Items from an interface collection:
------------------------------------------------

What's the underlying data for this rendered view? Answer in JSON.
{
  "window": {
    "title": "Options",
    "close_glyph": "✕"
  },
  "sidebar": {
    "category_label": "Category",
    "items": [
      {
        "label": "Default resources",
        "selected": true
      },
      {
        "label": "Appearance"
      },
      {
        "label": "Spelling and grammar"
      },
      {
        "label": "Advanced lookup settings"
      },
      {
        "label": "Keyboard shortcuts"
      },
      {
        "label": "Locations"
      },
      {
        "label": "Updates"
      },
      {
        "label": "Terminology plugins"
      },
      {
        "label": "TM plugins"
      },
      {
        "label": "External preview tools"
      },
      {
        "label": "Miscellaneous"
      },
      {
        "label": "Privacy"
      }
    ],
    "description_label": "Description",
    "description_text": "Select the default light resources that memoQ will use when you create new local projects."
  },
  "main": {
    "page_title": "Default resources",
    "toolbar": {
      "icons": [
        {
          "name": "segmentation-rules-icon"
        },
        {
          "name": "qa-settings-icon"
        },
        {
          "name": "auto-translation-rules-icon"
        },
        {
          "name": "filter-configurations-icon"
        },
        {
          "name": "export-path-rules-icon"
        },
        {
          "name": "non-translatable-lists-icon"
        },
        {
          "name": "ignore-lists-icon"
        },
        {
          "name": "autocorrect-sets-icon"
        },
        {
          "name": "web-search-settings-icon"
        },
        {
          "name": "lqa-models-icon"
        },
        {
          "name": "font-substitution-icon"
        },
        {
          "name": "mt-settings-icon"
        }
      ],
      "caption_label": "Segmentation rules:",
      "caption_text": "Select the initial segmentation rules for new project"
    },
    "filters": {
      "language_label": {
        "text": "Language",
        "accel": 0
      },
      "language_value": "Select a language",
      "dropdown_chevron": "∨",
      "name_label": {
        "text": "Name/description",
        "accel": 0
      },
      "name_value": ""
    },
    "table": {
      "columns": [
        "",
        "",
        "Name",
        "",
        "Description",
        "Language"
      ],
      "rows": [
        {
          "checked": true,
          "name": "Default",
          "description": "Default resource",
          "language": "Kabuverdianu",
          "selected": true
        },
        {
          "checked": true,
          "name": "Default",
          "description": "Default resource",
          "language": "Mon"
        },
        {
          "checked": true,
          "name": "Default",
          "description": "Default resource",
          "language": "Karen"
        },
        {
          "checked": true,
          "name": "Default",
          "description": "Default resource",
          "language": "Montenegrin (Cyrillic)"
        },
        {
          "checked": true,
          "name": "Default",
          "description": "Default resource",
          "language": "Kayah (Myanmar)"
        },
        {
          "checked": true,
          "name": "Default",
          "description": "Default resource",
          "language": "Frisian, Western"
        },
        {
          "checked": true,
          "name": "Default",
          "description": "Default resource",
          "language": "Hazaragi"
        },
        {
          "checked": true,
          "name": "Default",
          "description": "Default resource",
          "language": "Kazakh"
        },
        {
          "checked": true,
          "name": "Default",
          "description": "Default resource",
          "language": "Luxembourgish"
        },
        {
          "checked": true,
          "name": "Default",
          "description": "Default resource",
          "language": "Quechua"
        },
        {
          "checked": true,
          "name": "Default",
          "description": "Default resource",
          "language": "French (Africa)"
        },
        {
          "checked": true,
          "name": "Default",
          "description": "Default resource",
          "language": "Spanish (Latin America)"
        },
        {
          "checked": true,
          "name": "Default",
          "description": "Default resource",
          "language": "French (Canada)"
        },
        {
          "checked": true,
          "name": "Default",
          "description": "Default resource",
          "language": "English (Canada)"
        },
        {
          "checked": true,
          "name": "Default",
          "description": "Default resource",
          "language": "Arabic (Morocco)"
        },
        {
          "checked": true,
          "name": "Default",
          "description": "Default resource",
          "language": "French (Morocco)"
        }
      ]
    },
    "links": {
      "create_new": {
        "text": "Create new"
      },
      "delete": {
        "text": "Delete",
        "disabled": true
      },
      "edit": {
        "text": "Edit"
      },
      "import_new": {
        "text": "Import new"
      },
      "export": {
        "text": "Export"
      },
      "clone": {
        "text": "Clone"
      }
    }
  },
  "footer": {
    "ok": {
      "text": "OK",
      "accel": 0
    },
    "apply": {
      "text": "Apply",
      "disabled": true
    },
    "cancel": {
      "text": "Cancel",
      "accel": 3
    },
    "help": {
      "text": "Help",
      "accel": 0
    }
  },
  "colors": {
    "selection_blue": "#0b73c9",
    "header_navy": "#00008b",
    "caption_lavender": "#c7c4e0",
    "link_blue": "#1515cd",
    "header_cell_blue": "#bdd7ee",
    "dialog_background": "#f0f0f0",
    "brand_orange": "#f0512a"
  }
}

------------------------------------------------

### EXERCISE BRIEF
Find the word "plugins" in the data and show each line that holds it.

### ANSWER TO THIS TASK
        "label": "Terminology plugins"
        "label": "TM plugins"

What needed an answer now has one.